*HOW TO COMPLETE THIS TASK*
Everything from the line containing "Extract the structured" through the final line of the listing below should be given again, word for word, and nothing else.

*RECORDS SUPPLIED*
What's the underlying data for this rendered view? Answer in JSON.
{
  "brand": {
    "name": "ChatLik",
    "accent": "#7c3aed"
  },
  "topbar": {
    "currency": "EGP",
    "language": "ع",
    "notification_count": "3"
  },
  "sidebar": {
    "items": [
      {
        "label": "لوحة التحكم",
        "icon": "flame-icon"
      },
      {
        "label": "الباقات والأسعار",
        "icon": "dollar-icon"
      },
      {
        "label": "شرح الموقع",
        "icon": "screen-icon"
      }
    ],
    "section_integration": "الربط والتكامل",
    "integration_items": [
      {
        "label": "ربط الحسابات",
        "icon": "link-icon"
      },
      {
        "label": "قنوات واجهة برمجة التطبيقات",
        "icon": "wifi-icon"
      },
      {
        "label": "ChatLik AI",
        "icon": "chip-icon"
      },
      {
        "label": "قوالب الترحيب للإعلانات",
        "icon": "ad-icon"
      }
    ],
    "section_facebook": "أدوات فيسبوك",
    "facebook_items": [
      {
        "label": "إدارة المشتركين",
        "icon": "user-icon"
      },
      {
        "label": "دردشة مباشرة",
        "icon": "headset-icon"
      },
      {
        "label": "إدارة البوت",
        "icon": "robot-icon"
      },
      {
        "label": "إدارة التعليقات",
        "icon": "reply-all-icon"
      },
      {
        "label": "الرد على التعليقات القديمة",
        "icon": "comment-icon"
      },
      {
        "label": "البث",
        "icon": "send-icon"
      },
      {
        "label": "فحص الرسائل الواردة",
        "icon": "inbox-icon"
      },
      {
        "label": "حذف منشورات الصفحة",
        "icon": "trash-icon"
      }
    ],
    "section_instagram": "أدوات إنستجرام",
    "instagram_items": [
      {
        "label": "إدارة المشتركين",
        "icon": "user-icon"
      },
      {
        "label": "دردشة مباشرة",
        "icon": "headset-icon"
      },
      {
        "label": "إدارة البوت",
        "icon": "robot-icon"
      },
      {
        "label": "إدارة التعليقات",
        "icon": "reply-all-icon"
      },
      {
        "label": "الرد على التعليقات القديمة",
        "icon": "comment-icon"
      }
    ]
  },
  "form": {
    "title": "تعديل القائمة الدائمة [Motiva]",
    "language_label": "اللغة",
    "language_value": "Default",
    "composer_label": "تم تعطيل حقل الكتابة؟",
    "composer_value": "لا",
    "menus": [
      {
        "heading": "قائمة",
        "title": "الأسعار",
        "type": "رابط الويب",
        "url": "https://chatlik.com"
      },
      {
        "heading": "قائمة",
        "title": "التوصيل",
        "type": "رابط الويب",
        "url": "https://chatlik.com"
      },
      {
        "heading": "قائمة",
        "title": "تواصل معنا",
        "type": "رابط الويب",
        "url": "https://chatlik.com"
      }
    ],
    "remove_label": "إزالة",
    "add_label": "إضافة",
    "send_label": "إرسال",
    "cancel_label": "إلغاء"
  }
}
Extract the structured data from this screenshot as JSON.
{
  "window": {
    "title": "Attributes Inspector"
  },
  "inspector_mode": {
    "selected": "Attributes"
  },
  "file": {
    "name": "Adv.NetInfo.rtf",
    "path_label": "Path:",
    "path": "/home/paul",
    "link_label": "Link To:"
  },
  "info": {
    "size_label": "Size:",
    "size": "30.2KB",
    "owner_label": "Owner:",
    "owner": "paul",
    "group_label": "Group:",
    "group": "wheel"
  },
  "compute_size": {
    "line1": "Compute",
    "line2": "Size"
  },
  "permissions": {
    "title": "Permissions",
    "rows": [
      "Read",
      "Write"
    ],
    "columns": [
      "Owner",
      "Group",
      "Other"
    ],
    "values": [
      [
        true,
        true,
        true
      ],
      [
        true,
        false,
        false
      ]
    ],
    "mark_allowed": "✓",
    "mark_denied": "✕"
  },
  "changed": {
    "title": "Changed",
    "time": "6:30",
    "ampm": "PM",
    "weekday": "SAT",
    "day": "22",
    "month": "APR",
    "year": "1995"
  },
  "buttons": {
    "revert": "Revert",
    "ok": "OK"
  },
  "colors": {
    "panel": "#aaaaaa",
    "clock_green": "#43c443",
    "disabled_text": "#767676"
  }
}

*EXPECTED OUTPUT*
Extract the structured data from this screenshot as JSON.
{
  "window": {
    "title": "Attributes Inspector"
  },
  "inspector_mode": {
    "selected": "Attributes"
  },
  "file": {
    "name": "Adv.NetInfo.rtf",
    "path_label": "Path:",
    "path": "/home/paul",
    "link_label": "Link To:"
  },
  "info": {
    "size_label": "Size:",
    "size": "30.2KB",
    "owner_label": "Owner:",
    "owner": "paul",
    "group_label": "Group:",
    "group": "wheel"
  },
  "compute_size": {
    "line1": "Compute",
    "line2": "Size"
  },
  "permissions": {
    "title": "Permissions",
    "rows": [
      "Read",
      "Write"
    ],
    "columns": [
      "Owner",
      "Group",
      "Other"
    ],
    "values": [
      [
        true,
        true,
        true
      ],
      [
        true,
        false,
        false
      ]
    ],
    "mark_allowed": "✓",
    "mark_denied": "✕"
  },
  "changed": {
    "title": "Changed",
    "time": "6:30",
    "ampm": "PM",
    "weekday": "SAT",
    "day": "22",
    "month": "APR",
    "year": "1995"
  },
  "buttons": {
    "revert": "Revert",
    "ok": "OK"
  },
  "colors": {
    "panel": "#aaaaaa",
    "clock_green": "#43c443",
    "disabled_text": "#767676"
  }
}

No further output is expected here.